SPECIAL ENVOY TO DOHA – Last Monday, the 5th, the Brazil thrashed the South Korea per 4 to 1 and qualified for the quarterfinals of the world Cup🇧🇷 If Brazilian fans were happy around the stadium 974the comedian Fabio Rabin Didn’t have such a positive experience.
Drunk, the actor was detained by Qatari police and taken to a “sobriety tent”. On social networks, he reported the moment and said he feared for his life in the host country of the World Cup, with its harsh laws and little space for dialogue. Consumption of alcoholic beverages in Qatar it’s forbidden.
The host country had committed to allowing a more permissive sale of alcoholic products during the period of the World Cup, but less than two days before the inaugural game of the Cup, between Qatar and Ecuador, the Qatari authorities decided to prohibit the sale of beer in kiosks around the arenas. There was no appeal from FIFA.
During the World Cup, then, small areas were established where it is possible to buy beers and the like. In these places outside the Qatari prohibition, the police even turn a blind eye if someone gets slightly ‘cheerful’, but does not disturb anyone. If the person “gives a flag”, however, he can be taken to the tents where the clinic and the service centers are located, the so-called ‘sobriety tents’.

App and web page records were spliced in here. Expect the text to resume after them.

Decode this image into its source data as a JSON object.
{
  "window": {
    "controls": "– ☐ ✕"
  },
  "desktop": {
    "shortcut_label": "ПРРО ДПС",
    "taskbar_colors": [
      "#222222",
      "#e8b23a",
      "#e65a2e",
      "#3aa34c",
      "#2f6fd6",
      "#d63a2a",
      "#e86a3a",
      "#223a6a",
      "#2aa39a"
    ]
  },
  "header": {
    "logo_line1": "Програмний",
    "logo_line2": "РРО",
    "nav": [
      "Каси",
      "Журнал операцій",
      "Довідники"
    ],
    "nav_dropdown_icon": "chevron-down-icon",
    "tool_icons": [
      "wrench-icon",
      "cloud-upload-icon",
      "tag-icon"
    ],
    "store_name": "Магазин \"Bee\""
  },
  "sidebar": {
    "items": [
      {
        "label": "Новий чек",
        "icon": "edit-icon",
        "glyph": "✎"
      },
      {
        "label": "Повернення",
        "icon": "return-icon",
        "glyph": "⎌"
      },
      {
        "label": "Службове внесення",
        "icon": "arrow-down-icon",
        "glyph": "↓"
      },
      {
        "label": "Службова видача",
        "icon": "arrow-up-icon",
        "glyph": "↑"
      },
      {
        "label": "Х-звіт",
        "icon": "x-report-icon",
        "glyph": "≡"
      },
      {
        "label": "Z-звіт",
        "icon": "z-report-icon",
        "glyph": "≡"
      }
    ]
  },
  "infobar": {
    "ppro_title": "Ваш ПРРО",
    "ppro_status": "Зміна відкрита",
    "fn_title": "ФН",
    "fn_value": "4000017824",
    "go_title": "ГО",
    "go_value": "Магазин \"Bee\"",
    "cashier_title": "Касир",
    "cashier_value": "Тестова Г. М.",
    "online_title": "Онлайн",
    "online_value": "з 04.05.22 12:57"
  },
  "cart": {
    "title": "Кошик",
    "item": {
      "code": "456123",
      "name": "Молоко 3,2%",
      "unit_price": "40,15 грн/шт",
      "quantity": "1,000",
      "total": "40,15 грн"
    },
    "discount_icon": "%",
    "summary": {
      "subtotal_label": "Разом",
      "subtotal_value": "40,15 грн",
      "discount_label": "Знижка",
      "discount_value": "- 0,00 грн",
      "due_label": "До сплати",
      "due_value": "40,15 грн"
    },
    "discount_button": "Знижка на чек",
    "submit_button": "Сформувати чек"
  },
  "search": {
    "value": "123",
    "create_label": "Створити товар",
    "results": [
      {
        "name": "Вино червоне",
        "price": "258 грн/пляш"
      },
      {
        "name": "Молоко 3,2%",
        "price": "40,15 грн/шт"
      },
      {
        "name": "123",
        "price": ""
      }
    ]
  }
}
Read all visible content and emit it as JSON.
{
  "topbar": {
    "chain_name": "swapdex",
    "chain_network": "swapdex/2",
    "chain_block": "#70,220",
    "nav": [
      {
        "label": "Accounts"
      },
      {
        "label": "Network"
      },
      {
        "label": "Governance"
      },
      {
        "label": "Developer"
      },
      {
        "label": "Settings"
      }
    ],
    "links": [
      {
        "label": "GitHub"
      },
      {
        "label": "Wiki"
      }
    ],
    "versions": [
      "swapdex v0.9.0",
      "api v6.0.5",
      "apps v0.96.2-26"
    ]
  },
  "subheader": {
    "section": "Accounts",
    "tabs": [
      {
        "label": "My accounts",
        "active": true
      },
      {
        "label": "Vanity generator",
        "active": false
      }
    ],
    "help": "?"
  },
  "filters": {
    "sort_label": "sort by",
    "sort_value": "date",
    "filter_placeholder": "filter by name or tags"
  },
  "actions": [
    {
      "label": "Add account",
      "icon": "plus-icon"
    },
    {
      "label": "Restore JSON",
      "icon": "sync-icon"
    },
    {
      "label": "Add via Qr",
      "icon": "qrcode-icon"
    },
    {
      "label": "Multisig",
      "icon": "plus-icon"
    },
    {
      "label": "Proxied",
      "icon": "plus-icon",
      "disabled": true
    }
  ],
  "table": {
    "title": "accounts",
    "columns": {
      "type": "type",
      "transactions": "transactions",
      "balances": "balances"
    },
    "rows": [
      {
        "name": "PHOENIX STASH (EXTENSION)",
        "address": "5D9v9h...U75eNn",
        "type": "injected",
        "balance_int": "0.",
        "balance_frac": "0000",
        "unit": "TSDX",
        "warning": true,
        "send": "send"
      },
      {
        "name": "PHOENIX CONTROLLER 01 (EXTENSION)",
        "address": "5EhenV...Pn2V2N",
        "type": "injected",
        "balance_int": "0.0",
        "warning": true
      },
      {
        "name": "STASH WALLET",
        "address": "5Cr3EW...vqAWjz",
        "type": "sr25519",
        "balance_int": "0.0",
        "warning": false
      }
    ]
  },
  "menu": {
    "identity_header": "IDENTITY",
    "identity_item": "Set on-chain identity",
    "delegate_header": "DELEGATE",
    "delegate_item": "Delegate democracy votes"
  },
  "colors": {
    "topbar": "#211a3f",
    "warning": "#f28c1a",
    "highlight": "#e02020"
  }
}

If he is so bad because of drinking that he can’t walk, ambulances equipped with stretchers take the drunk to the service points. “If that’s the case, he can be medicated and ‘grounded’ until he recovers from the effects of drinking,” says a police officer on duty at the FIFA Fan Fest.
“The order we have is to deal with fans who got drunk, without putting them in jail”, he says. According to him, until they are in a more sober state, they remain under medical observation. When they are discharged, they go home with a warning: getting drunk in public in Qatar is “very frowned upon by the local population and the authorities”.

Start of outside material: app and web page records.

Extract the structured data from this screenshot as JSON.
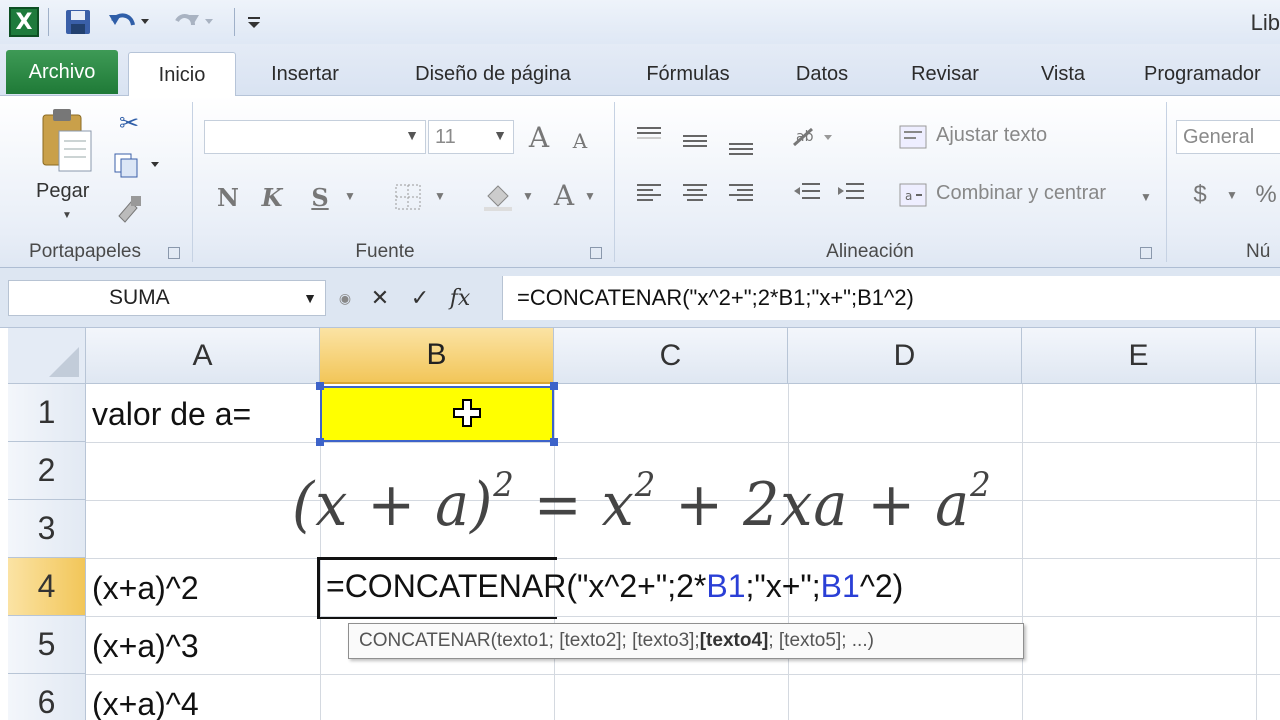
{
  "titlebar": {
    "app_icon": "excel-icon",
    "title": "Lib"
  },
  "tabs": {
    "file": "Archivo",
    "items": [
      "Inicio",
      "Insertar",
      "Diseño de página",
      "Fórmulas",
      "Datos",
      "Revisar",
      "Vista",
      "Programador"
    ]
  },
  "ribbon": {
    "clipboard": {
      "paste_label": "Pegar",
      "group": "Portapapeles"
    },
    "font": {
      "font_name": "",
      "font_size": "11",
      "bold": "N",
      "italic": "K",
      "underline": "S",
      "grow": "A",
      "shrink": "A",
      "font_color": "A",
      "group": "Fuente"
    },
    "alignment": {
      "wrap": "Ajustar texto",
      "merge": "Combinar y centrar",
      "group": "Alineación"
    },
    "number": {
      "format": "General",
      "currency": "$",
      "percent": "%",
      "group": "Nú"
    }
  },
  "formula_bar": {
    "name_box": "SUMA",
    "cancel": "✕",
    "enter": "✓",
    "fx": "fx",
    "formula": "=CONCATENAR(\"x^2+\";2*B1;\"x+\";B1^2)"
  },
  "grid": {
    "columns": [
      "A",
      "B",
      "C",
      "D",
      "E"
    ],
    "rows": [
      "1",
      "2",
      "3",
      "4",
      "5",
      "6"
    ],
    "cells": {
      "A1": "valor de a=",
      "A4": "(x+a)^2",
      "A5": "(x+a)^3",
      "A6": "(x+a)^4"
    },
    "equation": {
      "lhs": "(x + a)",
      "exp": "2",
      "eq": " = x",
      "exp2": "2",
      "mid": " + 2xa + a",
      "exp3": "2"
    },
    "editing": {
      "part1": "=CONCATENAR(\"x^2+\";2*",
      "ref1": "B1",
      "part2": ";\"x+\";",
      "ref2": "B1",
      "part3": "^2)"
    },
    "tooltip": {
      "fn": "CONCATENAR(texto1; [texto2]; [texto3]; ",
      "bold": "[texto4]",
      "rest": "; [texto5]; ...)"
    }
  },
  "colors": {
    "selection": "#3d63c9",
    "highlight": "#ffff00",
    "ref": "#2a3fd6",
    "file_tab": "#1f7a37"
  }
}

One of the few places where beer is allowed in the country, FIFA’s Fan Fest on the Corniche, near the Doha waterfront, has a version of Budweiser with alcohol available. But if you think that at the Fan Fest in Doha there are tables with a panoramic view of the waterfront and a pleasant atmosphere to enjoy your beer, forget it.

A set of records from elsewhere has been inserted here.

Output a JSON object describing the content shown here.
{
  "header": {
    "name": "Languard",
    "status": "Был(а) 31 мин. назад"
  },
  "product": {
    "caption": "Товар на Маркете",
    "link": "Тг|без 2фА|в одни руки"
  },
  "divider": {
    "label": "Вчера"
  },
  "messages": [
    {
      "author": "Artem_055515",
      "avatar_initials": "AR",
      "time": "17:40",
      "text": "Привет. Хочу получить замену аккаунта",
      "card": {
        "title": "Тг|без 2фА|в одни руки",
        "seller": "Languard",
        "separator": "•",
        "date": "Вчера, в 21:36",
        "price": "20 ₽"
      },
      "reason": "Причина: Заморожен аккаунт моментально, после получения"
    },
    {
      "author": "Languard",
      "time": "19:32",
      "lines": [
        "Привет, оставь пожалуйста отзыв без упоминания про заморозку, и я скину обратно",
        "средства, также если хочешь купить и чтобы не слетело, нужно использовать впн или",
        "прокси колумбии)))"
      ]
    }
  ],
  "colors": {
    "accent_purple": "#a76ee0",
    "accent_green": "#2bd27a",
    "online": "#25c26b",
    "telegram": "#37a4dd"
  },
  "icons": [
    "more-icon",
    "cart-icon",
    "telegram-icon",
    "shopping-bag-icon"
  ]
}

What’s over there is a counter with refrigerators in the background. Signs at the site warn that consumption of “international beverages” should only be done in designated areas. Outside them, security guards and police politely ask fans to go to points where consumption is tolerated. And there are more rules to avoid overdoing it. Each person can only buy four glasses of beer. And even so, it pays dearly: at the FIFA Fan Fest, a half-liter glass costs 50 Qatari Rials, about R$80.